on Photos to Enlarge)
Thanks for taking time out to read my 1st newsletter. I hope, in this and future
newsletters, to be able to provide you with insightful information regarding
your landscape, your neighbors landscape and our business. I will attempt
to keep this newsletter portion of our web-site up dated on a quarterly basis.
First, I would like to share my thoughts with you regarding our past winter. "It
was a little excessive." As I write, my crocus and daffodils are blooming.
We are, however, alarmed at the damage which many plants have suffered from cold
temperature injury. It seems like every few years (5-10) Mother Nature reminds
us of what is hardy and what should and/or should not be planted in our climate.
We have seen tremendous burn damage on hollies, most of which will be fine following
new growth in May. We have also seen significant dieback on all shrub and hybrid
Tea Roses, and many other plants have died back to ground that would not normally
do so. Rose-of-Sharon (Althea) for example, has died to the ground on several
of our projects. We expect to continue to discover more plant damage as we travel
through spring. It is unlikely that we will know the extent of all of the damage
until June. We expect to see damage on Azaleas, perhaps no blooms, on herbs,
perhaps no return, and on cotoneaster and many other tender shrubs and perennials.
In addition, we have noticed above average damage from deer on several of projects,
especially those in Cedar Creek in Olathe, KS. I examined some Perfecta Junipers
that lost, nearly, 1/3 of their growth from deer. These deer must have been rather
desperate to eat Juniper. I often get an allergic reaction just from touching
junipers. I have also noted deer damage on China Holly and Azaleas. Do we need
fewer restrictions on Deer hunting? Are they over populated? Do they have any
natural enemies other than man? Do they cause tremendous auto damage when they
walk or run out in front of an oncoming vehicle? Do they provide good, lean meat
for consumption? Arent they cute and intriguing to watch?
I mention all of this not to alarm or upset anyone, but so that you may be informed.
Please call or e-mail me at any time to discuss any plant problems that you may

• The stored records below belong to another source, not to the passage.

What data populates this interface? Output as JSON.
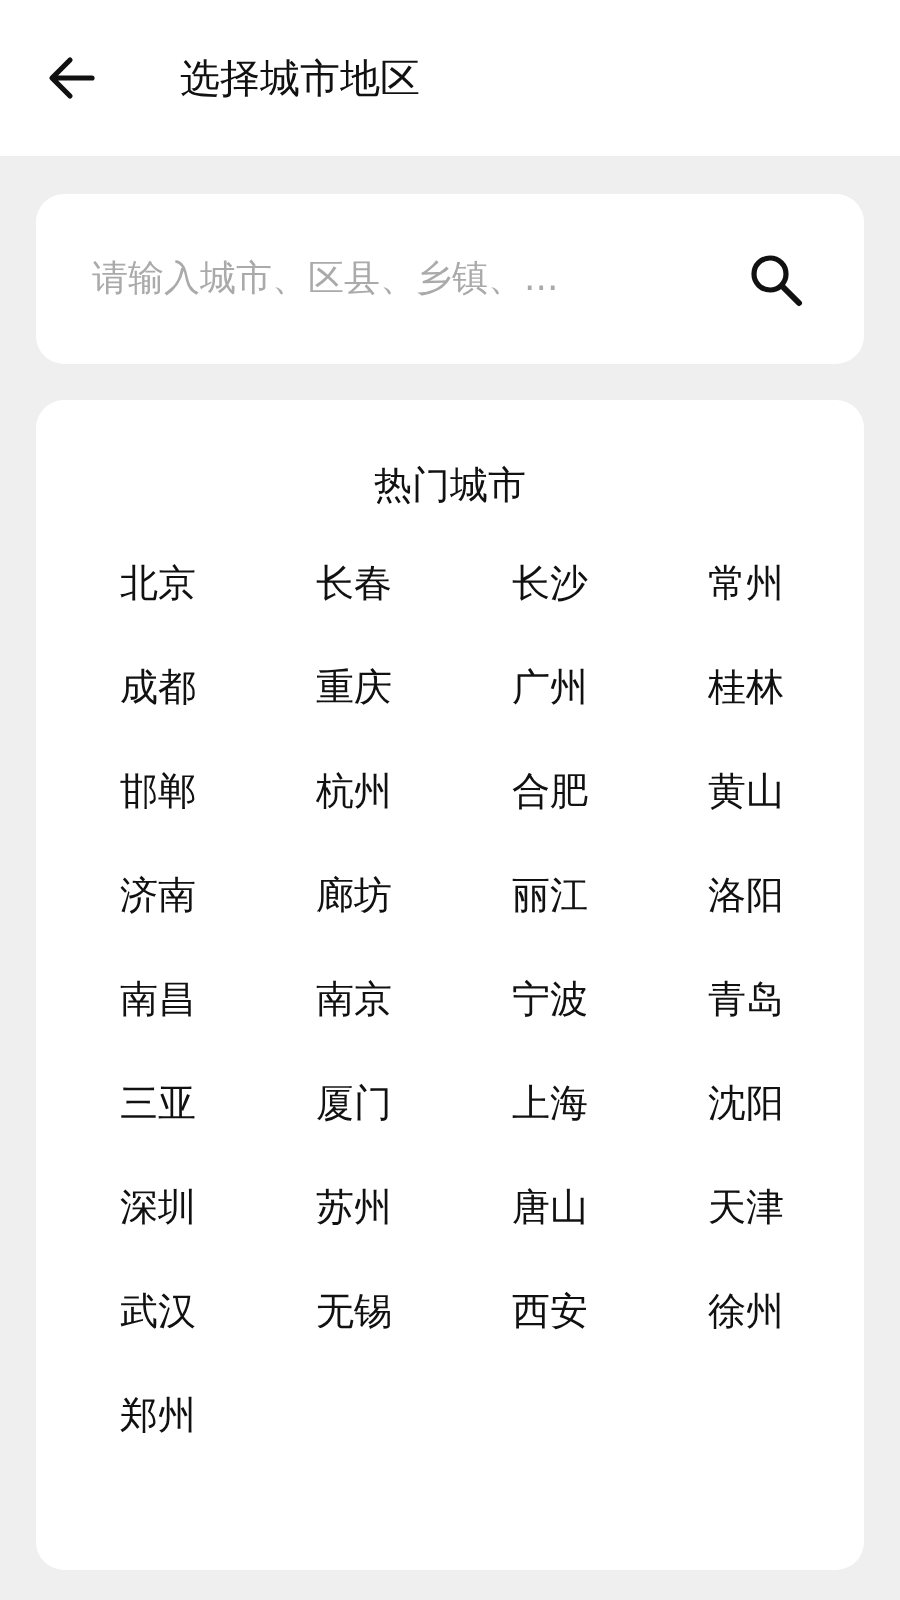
{
  "header": {
    "title": "选择城市地区"
  },
  "search": {
    "placeholder": "请输入城市、区县、乡镇、..."
  },
  "hot_cities": {
    "title": "热门城市",
    "items": [
      "北京",
      "长春",
      "长沙",
      "常州",
      "成都",
      "重庆",
      "广州",
      "桂林",
      "邯郸",
      "杭州",
      "合肥",
      "黄山",
      "济南",
      "廊坊",
      "丽江",
      "洛阳",
      "南昌",
      "南京",
      "宁波",
      "青岛",
      "三亚",
      "厦门",
      "上海",
      "沈阳",
      "深圳",
      "苏州",
      "唐山",
      "天津",
      "武汉",
      "无锡",
      "西安",
      "徐州",
      "郑州"
    ]
  }
}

have. I will be more than happy to provide my advice. For those clients who have
warranty concerns, please keep in mind that we can not be held responsible for
In addition to the winter injury that we have experienced, you might notice burnt
(brown/rust colored) needles on many young or newly planted conifers as you travel
through town. Some of this is a result of winter winds while some of it may also
be a result of drought injury from last fall. Yes, I know that we have had a
lot of rain since November, but do you remember July through October? Many of
the so called "evergreens"
including pines and spruce are just now showing signs of being damaged
by last years roller coaster weather patterns. Many pines experienced
above average needle drop last fall. We will have to wait until May
to see new growth.
Finally, please re-mulch your landscape this spring or hire us to do so. Do not
use fresh hardwood mulches that deplete your soil of nutrients as they decay.
Fresh mulches may also harbor unwanted insects. Spend a little more and buy a
well, composted mulch or bark product. Pine is my favorite. Keep in mind that
mulch moderates soil temperature keeping the rooting zone cooler in the summer
months. It also retains moisture, this can be a problem if your plants do not
like wet feet, but in most cases, this is a positive benefit. Mulch also greatly
reduces weed growth. All mulch should be maintained at a 2-3" layer, more
is not better.
Thanks so much for your time. Have yourself a great spring, enjoy the outdoors
and let me know if we can assist you with any future landscape needs.